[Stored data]

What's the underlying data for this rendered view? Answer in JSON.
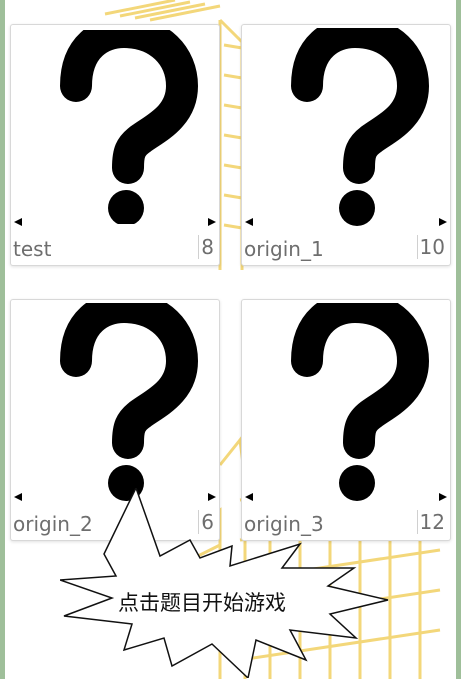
{
  "puzzles": [
    {
      "title": "test",
      "count": "8"
    },
    {
      "title": "origin_1",
      "count": "10"
    },
    {
      "title": "origin_2",
      "count": "6"
    },
    {
      "title": "origin_3",
      "count": "12"
    }
  ],
  "hint": {
    "text": "点击题目开始游戏"
  },
  "colors": {
    "grid": "#f3d77a",
    "frame": "#9fbf9a"
  }
}
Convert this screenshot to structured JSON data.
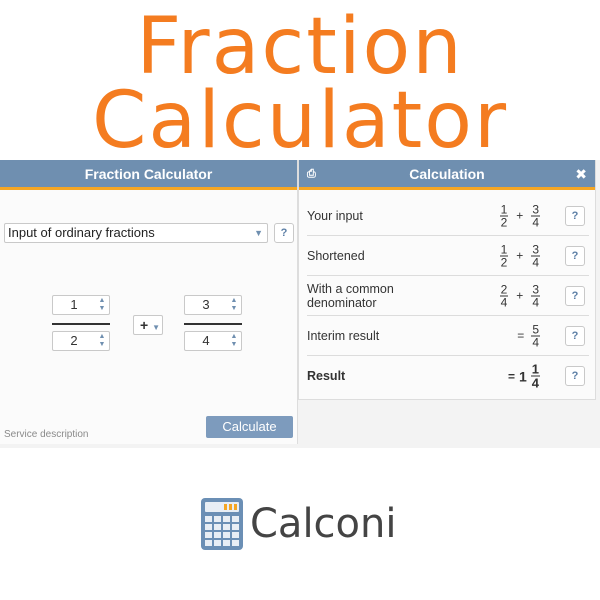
{
  "hero": {
    "line1": "Fraction",
    "line2": "Calculator"
  },
  "left_panel": {
    "title": "Fraction Calculator",
    "mode_select": "Input of ordinary fractions",
    "fraction1": {
      "numerator": "1",
      "denominator": "2"
    },
    "operator": "+",
    "fraction2": {
      "numerator": "3",
      "denominator": "4"
    },
    "help_label": "?",
    "service_description": "Service description",
    "calculate_label": "Calculate"
  },
  "right_panel": {
    "title": "Calculation",
    "close_glyph": "✖",
    "rows": [
      {
        "label": "Your input",
        "a_num": "1",
        "a_den": "2",
        "op": "+",
        "b_num": "3",
        "b_den": "4"
      },
      {
        "label": "Shortened",
        "a_num": "1",
        "a_den": "2",
        "op": "+",
        "b_num": "3",
        "b_den": "4"
      },
      {
        "label_line1": "With a common",
        "label_line2": "denominator",
        "a_num": "2",
        "a_den": "4",
        "op": "+",
        "b_num": "3",
        "b_den": "4"
      },
      {
        "label": "Interim result",
        "eq": "=",
        "num": "5",
        "den": "4"
      },
      {
        "label": "Result",
        "eq": "=",
        "whole": "1",
        "num": "1",
        "den": "4"
      }
    ]
  },
  "brand": {
    "name": "Calconi"
  },
  "colors": {
    "accent": "#f47c20",
    "header": "#6f8fb0",
    "header_stripe": "#f5a623"
  }
}
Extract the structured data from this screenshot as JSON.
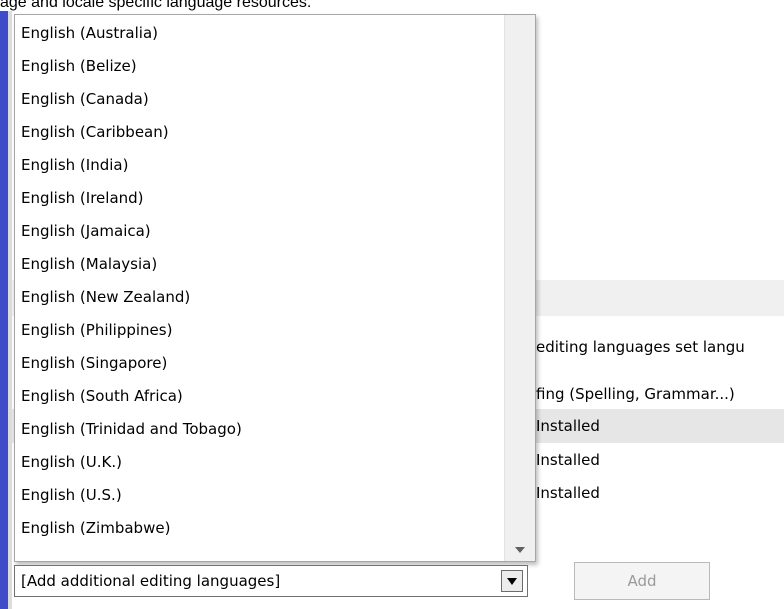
{
  "background": {
    "top_text": "age and locale specific language resources.",
    "right_lines": [
      "editing languages set langu",
      "fing (Spelling, Grammar...)",
      "Installed",
      "Installed",
      "Installed"
    ]
  },
  "dropdown": {
    "items": [
      "English (Australia)",
      "English (Belize)",
      "English (Canada)",
      "English (Caribbean)",
      "English (India)",
      "English (Ireland)",
      "English (Jamaica)",
      "English (Malaysia)",
      "English (New Zealand)",
      "English (Philippines)",
      "English (Singapore)",
      "English (South Africa)",
      "English (Trinidad and Tobago)",
      "English (U.K.)",
      "English (U.S.)",
      "English (Zimbabwe)"
    ]
  },
  "combo": {
    "value": "[Add additional editing languages]"
  },
  "add_button": {
    "label": "Add"
  },
  "colors": {
    "accent": "#3f4cc9",
    "highlight_row": "#e6e6e6"
  }
}
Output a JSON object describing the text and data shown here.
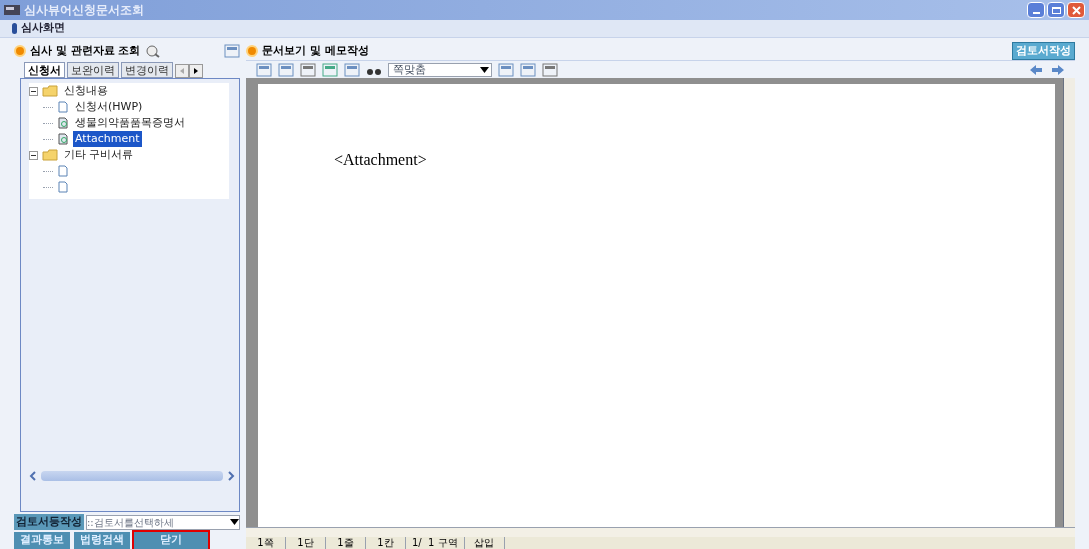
{
  "window": {
    "title": "심사뷰어신청문서조회"
  },
  "subheader": "심사화면",
  "left_panel": {
    "title": "심사 및 관련자료 조회",
    "tabs": [
      {
        "label": "신청서",
        "selected": true
      },
      {
        "label": "보완이력",
        "selected": false
      },
      {
        "label": "변경이력",
        "selected": false
      }
    ],
    "tree": [
      {
        "label": "신청내용",
        "kind": "folder",
        "expanded": true,
        "children": [
          {
            "label": "신청서(HWP)",
            "kind": "doc",
            "selected": false
          },
          {
            "label": "생물의약품품목증명서",
            "kind": "attach",
            "selected": false
          },
          {
            "label": "Attachment",
            "kind": "attach",
            "selected": true
          }
        ]
      },
      {
        "label": "기타 구비서류",
        "kind": "folder",
        "expanded": true,
        "children": [
          {
            "kind": "doc",
            "selected": false
          },
          {
            "kind": "doc",
            "selected": false
          }
        ]
      }
    ],
    "review_label": "검토서등작성",
    "review_select": "::검토서를선택하세",
    "buttons": [
      {
        "label": "결과통보",
        "highlighted": false
      },
      {
        "label": "법령검색",
        "highlighted": false
      },
      {
        "label": "닫기",
        "highlighted": true
      }
    ]
  },
  "right_panel": {
    "title": "문서보기 및 메모작성",
    "action_button": "검토서작성",
    "zoom_select": "쪽맞춤",
    "document_text": "<Attachment>",
    "status_bar": [
      "1쪽",
      "1단",
      "1줄",
      "1칸",
      "1/  1 구역",
      "삽입"
    ]
  }
}
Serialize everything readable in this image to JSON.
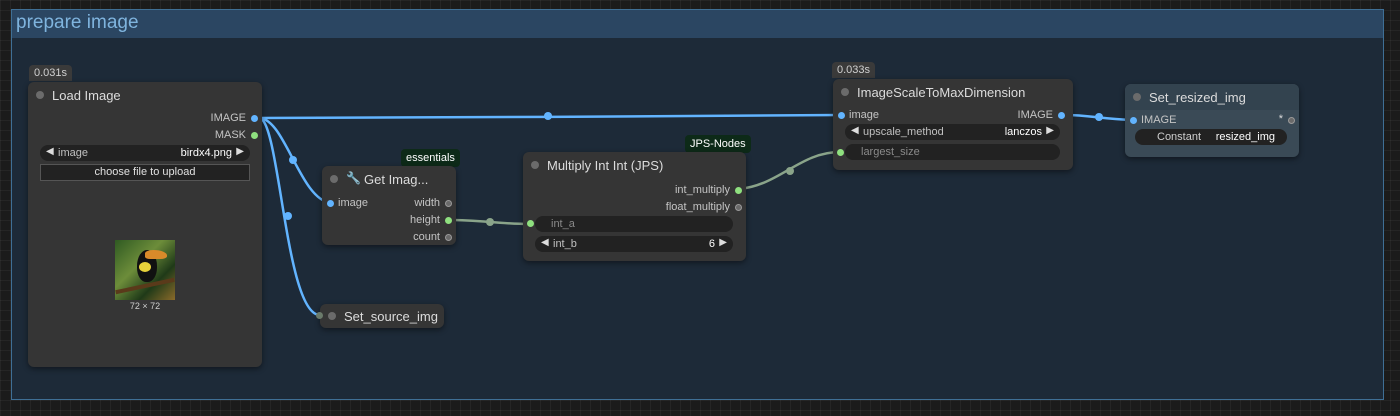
{
  "group": {
    "title": "prepare image"
  },
  "colors": {
    "image_link": "#62b4ff",
    "int_link": "#8aa48a",
    "group_header": "#2b4662"
  },
  "nodes": {
    "load_image": {
      "badge": "0.031s",
      "title": "Load Image",
      "outputs": [
        "IMAGE",
        "MASK"
      ],
      "image_widget": {
        "name": "image",
        "value": "birdx4.png"
      },
      "upload_label": "choose file to upload",
      "thumb_caption": "72 × 72"
    },
    "get_image_size": {
      "tag": "essentials",
      "icon": "wrench-icon",
      "title": "Get Imag...",
      "input": "image",
      "outputs": [
        "width",
        "height",
        "count"
      ]
    },
    "set_source_img": {
      "title": "Set_source_img"
    },
    "multiply_int": {
      "tag": "JPS-Nodes",
      "title": "Multiply Int Int (JPS)",
      "outputs": [
        "int_multiply",
        "float_multiply"
      ],
      "int_a": "int_a",
      "int_b": {
        "name": "int_b",
        "value": "6"
      }
    },
    "image_scale": {
      "badge": "0.033s",
      "title": "ImageScaleToMaxDimension",
      "input": "image",
      "output": "IMAGE",
      "upscale_method": {
        "name": "upscale_method",
        "value": "lanczos"
      },
      "largest_size": "largest_size"
    },
    "set_resized_img": {
      "title": "Set_resized_img",
      "input": "IMAGE",
      "output_marker": "*",
      "constant": {
        "name": "Constant",
        "value": "resized_img"
      }
    }
  }
}
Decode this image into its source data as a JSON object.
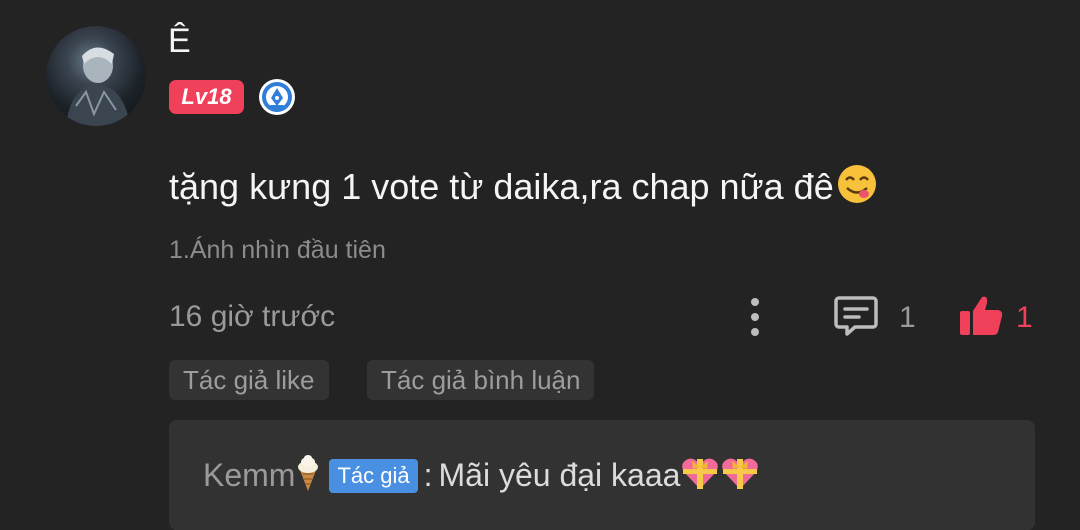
{
  "comment": {
    "user": {
      "name": "Ê",
      "level_badge": "Lv18",
      "avatar": "avatar-photo",
      "rank_icon": "pen-nib-badge-icon"
    },
    "text": "tặng kưng 1 vote từ daika,ra chap nữa đê",
    "text_emoji": "yum-face-icon",
    "chapter_ref": "1.Ánh nhìn đầu tiên",
    "timestamp": "16 giờ trước",
    "actions": {
      "more_icon": "more-vertical-icon",
      "reply_icon": "comment-icon",
      "reply_count": "1",
      "like_icon": "thumbs-up-icon",
      "like_count": "1"
    },
    "tags": [
      "Tác giả like",
      "Tác giả bình luận"
    ]
  },
  "reply": {
    "author": "Kemm",
    "author_icon": "ice-cream-icon",
    "author_badge": "Tác giả",
    "colon": ":",
    "text": "Mãi yêu đại kaaa",
    "trailing_icons": [
      "gift-heart-icon",
      "gift-heart-icon"
    ]
  },
  "colors": {
    "background": "#232323",
    "like_accent": "#f0405a",
    "author_badge": "#4a90e2",
    "tag_background": "#333333"
  }
}
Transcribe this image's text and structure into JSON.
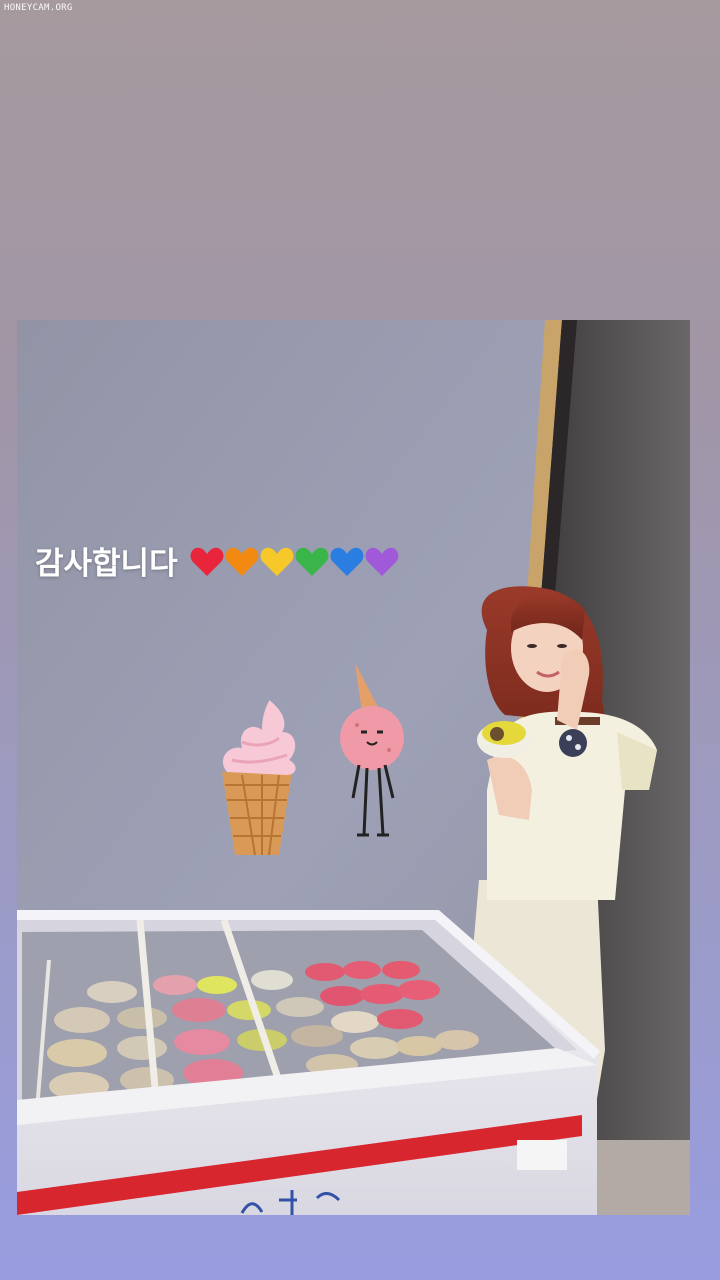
{
  "watermark": "HONEYCAM.ORG",
  "story": {
    "caption": "감사합니다",
    "hearts": [
      "red",
      "orange",
      "yellow",
      "green",
      "blue",
      "purple"
    ],
    "stickers": [
      "soft-serve-cone-icon",
      "walking-ice-cream-scoop-icon"
    ]
  },
  "freezer": {
    "sign_text": "~"
  },
  "colors": {
    "heart_red": "#e8253a",
    "heart_orange": "#f28a12",
    "heart_yellow": "#f7c82a",
    "heart_green": "#39b54a",
    "heart_blue": "#2a7de1",
    "heart_purple": "#a05ad9",
    "freezer_stripe": "#d8262f"
  }
}
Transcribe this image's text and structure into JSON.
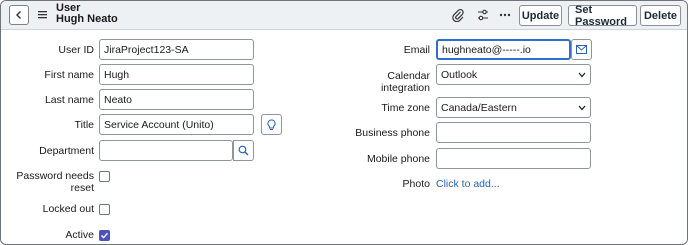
{
  "header": {
    "record_type": "User",
    "record_name": "Hugh Neato",
    "buttons": {
      "update": "Update",
      "set_password": "Set Password",
      "delete": "Delete"
    },
    "icons": [
      "back-icon",
      "hamburger-menu-icon",
      "paperclip-icon",
      "sliders-icon",
      "more-options-icon"
    ]
  },
  "form": {
    "left": {
      "user_id": {
        "label": "User ID",
        "value": "JiraProject123-SA"
      },
      "first_name": {
        "label": "First name",
        "value": "Hugh"
      },
      "last_name": {
        "label": "Last name",
        "value": "Neato"
      },
      "title": {
        "label": "Title",
        "value": "Service Account (Unito)"
      },
      "department": {
        "label": "Department",
        "value": ""
      },
      "password_needs_reset": {
        "label_line1": "Password needs",
        "label_line2": "reset",
        "checked": false
      },
      "locked_out": {
        "label": "Locked out",
        "checked": false
      },
      "active": {
        "label": "Active",
        "checked": true
      }
    },
    "right": {
      "email": {
        "label": "Email",
        "value": "hughneato@-----.io"
      },
      "calendar_integration": {
        "label_line1": "Calendar",
        "label_line2": "integration",
        "value": "Outlook"
      },
      "time_zone": {
        "label": "Time zone",
        "value": "Canada/Eastern"
      },
      "business_phone": {
        "label": "Business phone",
        "value": ""
      },
      "mobile_phone": {
        "label": "Mobile phone",
        "value": ""
      },
      "photo": {
        "label": "Photo",
        "link": "Click to add..."
      }
    }
  },
  "colors": {
    "header_bg": "#eef1f3",
    "focus_border": "#2f6fd0",
    "checkbox_checked": "#4f52bd",
    "link": "#2a62b8"
  }
}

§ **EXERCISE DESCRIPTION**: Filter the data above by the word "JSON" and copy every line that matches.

§ **WRITTEN ANSWER**:
What's the underlying data for this rendered view? Answer in JSON.
Convert this screenshot to structured JSON data.
Extract the structured data from this screenshot as JSON.
Output a JSON object describing the text and data shown here.
Serialize everything readable in this image to JSON.
Decode this image into its source data as a JSON object.
Transcribe this image's text and structure into JSON.
Transcribe this image's text and structure into JSON.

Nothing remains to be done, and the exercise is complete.